#### [Exercise]
Go line by line through the records below. Copy whichever lines contain the string "server".

==== Material for the task

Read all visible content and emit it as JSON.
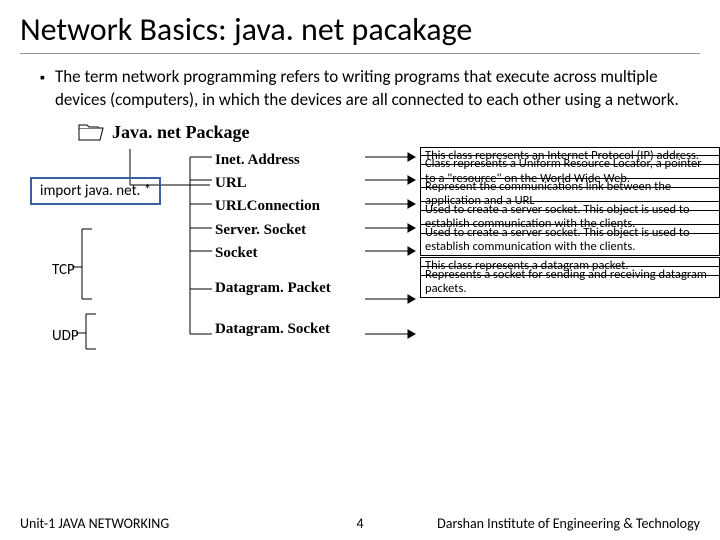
{
  "title": "Network Basics: java. net pacakage",
  "bullet": "The term network programming refers to writing programs that execute across multiple devices (computers), in which the devices are all connected to each other using a network.",
  "package_header": "Java. net Package",
  "import_label": "import java. net. *",
  "protocols": {
    "tcp": "TCP",
    "udp": "UDP"
  },
  "classes": {
    "inet": "Inet. Address",
    "url": "URL",
    "urlconn": "URLConnection",
    "server": "Server. Socket",
    "socket": "Socket",
    "dpacket": "Datagram. Packet",
    "dsocket": "Datagram. Socket"
  },
  "descs": {
    "inet": "This class represents an Internet Protocol (IP) address.",
    "url": "Class represents a Uniform Resource Locator, a pointer to a \"resource\" on the World Wide Web.",
    "urlconn": "Represent the communications link between the application and a URL",
    "server": "Used to create a server socket. This object is used to establish communication with the clients.",
    "socket": "Used to create a server socket. This object is used to establish communication with the clients.",
    "dpacket": "This class represents a datagram packet.",
    "dsocket": "Represents a socket for sending and receiving datagram packets."
  },
  "footer": {
    "left": "Unit-1 JAVA NETWORKING",
    "page": "4",
    "right": "Darshan Institute of Engineering & Technology"
  }
}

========

#### [Task solution]
    "server": "Server. Socket",
    "server": "Used to create a server socket. This object is used to establish communication with the clients.",
    "socket": "Used to create a server socket. This object is used to establish communication with the clients.",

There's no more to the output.